§ WHAT YOU WILL DO
Within these entries, how many lines contain the word "this"? Answer with the number alone.

Excerpts from an interface dataset
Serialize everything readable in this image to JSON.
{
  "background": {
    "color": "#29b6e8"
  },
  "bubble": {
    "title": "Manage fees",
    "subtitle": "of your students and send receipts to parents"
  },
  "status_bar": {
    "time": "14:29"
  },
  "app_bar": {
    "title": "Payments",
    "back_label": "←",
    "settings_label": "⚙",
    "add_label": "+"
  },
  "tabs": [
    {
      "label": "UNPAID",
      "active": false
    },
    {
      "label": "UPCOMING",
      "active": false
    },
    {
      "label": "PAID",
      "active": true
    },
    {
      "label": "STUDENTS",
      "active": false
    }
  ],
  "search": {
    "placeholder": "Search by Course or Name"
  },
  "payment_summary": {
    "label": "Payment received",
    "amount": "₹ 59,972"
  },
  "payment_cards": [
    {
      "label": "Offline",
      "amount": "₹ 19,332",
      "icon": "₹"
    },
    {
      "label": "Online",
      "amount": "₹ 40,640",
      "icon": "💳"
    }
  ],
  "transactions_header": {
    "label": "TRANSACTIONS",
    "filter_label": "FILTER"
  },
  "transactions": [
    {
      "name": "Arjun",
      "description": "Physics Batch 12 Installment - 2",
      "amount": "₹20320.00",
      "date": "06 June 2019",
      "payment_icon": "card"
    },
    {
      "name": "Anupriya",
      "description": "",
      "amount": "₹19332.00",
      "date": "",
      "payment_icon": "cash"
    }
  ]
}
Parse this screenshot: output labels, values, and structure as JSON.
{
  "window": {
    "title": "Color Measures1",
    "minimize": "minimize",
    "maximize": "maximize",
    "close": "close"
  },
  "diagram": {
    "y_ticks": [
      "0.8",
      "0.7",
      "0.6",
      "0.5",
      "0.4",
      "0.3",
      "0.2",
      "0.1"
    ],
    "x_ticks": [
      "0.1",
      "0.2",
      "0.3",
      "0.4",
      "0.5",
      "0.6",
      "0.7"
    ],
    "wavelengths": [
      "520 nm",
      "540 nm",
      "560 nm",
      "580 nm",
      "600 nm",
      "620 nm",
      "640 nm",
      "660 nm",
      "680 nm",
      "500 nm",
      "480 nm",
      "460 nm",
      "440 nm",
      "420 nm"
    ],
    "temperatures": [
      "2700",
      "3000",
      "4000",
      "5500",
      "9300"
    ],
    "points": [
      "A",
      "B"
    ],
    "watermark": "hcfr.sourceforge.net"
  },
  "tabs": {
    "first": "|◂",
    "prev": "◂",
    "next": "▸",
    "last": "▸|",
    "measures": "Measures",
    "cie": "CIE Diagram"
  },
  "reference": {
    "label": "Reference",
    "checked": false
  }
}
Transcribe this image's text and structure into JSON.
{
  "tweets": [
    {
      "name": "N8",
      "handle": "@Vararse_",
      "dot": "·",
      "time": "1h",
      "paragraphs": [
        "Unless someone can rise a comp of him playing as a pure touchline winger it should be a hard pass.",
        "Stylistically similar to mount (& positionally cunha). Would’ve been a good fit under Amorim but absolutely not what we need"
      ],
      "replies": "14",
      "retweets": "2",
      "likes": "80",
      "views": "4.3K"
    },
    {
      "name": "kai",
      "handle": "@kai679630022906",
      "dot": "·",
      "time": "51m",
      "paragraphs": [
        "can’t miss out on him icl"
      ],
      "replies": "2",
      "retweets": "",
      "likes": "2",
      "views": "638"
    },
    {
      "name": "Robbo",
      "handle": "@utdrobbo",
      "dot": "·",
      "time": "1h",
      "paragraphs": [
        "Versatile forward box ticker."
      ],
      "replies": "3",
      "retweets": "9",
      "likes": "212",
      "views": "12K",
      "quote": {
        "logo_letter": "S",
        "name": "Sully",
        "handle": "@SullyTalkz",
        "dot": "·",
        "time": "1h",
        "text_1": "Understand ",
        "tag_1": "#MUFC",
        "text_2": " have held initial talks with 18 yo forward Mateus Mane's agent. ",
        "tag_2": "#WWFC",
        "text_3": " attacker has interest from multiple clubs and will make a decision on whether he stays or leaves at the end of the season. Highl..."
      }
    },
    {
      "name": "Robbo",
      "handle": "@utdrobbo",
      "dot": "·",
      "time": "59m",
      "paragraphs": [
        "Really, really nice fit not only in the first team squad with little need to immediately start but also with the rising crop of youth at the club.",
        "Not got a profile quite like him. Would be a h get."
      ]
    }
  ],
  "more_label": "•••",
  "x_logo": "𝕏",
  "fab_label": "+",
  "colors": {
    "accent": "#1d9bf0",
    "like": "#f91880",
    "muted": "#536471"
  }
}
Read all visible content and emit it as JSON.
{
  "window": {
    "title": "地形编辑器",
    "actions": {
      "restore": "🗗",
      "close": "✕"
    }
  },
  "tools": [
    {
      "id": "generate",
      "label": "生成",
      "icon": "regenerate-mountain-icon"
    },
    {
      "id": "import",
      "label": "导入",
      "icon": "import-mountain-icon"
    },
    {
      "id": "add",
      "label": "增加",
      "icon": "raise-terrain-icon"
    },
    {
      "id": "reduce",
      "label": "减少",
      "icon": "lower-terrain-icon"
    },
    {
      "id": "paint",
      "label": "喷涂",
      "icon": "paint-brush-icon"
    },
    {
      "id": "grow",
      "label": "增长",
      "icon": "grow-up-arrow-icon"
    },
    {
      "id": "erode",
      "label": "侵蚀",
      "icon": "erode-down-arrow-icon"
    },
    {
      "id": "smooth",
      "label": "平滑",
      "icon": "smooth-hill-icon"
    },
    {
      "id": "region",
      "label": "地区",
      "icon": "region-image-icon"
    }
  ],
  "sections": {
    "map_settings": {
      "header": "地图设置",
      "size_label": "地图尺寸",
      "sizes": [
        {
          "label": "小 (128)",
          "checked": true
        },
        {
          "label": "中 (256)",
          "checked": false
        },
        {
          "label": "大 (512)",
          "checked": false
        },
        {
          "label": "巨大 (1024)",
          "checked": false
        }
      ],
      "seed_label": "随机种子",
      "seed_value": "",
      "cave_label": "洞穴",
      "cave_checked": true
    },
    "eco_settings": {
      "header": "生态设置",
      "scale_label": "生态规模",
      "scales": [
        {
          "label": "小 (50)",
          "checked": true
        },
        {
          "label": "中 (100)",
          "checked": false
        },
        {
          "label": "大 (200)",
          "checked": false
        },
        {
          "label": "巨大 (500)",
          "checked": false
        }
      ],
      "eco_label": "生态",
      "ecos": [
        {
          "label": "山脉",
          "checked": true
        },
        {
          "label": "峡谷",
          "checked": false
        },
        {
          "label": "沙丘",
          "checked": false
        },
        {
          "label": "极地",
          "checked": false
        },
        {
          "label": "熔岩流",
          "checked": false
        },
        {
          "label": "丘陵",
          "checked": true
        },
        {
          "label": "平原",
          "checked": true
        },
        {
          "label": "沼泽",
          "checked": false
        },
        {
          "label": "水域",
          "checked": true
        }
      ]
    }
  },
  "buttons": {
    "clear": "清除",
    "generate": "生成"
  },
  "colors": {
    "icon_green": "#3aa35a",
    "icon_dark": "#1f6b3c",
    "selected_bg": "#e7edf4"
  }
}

§ OUTPUT OF THE TASK
3